In these records, how many lines contain "last"? Please reply with the number only.

□ □ □ □

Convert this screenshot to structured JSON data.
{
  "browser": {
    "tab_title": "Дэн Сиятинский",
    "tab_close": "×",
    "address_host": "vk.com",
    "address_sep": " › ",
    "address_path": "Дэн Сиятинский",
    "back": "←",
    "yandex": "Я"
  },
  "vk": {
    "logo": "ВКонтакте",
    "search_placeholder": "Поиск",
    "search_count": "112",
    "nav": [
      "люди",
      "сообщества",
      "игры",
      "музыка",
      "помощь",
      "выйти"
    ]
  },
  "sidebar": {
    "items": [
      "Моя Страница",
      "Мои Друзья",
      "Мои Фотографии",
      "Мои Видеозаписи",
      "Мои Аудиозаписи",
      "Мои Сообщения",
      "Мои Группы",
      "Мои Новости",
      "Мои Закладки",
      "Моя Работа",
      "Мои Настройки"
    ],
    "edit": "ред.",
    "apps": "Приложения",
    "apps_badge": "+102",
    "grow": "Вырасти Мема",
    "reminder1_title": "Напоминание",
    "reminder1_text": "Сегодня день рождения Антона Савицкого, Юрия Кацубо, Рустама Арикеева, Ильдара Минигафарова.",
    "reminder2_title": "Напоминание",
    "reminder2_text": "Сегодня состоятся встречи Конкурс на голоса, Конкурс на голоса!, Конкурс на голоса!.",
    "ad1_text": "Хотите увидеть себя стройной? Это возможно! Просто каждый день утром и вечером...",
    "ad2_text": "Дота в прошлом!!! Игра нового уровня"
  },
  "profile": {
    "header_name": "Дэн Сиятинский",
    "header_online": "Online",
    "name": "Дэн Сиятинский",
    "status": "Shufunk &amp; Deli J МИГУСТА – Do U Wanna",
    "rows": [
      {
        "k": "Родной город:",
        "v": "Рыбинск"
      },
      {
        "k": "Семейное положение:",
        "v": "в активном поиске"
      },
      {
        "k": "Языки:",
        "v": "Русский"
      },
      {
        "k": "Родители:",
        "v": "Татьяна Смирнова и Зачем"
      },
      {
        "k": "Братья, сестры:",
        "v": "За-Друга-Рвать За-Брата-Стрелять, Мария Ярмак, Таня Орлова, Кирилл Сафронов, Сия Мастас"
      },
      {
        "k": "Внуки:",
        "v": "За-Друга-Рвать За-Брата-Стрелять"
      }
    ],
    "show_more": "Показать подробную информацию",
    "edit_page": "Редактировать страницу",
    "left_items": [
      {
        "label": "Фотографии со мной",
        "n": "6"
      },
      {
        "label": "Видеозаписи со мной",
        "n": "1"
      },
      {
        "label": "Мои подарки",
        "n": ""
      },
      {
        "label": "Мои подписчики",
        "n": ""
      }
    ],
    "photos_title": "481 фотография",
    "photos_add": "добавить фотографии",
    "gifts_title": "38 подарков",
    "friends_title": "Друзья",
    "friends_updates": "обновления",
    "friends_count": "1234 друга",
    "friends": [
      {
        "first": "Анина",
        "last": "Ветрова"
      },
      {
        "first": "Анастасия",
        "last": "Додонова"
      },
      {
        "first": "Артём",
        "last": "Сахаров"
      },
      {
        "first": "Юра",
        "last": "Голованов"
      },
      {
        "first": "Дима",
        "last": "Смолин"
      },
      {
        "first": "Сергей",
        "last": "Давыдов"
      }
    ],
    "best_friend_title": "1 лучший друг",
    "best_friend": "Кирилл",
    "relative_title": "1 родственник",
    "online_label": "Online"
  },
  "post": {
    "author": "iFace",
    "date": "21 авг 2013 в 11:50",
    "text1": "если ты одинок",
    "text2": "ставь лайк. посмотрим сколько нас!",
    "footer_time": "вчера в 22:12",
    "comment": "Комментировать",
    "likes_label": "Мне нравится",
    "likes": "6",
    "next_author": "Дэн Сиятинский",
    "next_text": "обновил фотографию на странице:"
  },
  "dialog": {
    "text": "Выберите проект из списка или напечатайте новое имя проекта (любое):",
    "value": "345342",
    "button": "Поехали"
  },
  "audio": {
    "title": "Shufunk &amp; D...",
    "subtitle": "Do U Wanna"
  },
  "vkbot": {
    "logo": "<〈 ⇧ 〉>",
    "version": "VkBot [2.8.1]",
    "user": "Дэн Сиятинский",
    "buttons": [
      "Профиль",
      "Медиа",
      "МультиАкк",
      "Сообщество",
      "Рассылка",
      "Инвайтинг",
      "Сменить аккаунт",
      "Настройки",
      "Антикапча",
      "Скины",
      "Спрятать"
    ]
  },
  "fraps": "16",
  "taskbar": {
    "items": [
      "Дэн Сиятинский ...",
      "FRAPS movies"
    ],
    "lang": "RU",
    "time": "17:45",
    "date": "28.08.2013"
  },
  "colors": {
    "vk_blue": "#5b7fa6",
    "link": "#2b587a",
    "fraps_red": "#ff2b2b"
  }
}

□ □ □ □

== WRITTEN RESPONSE ==
6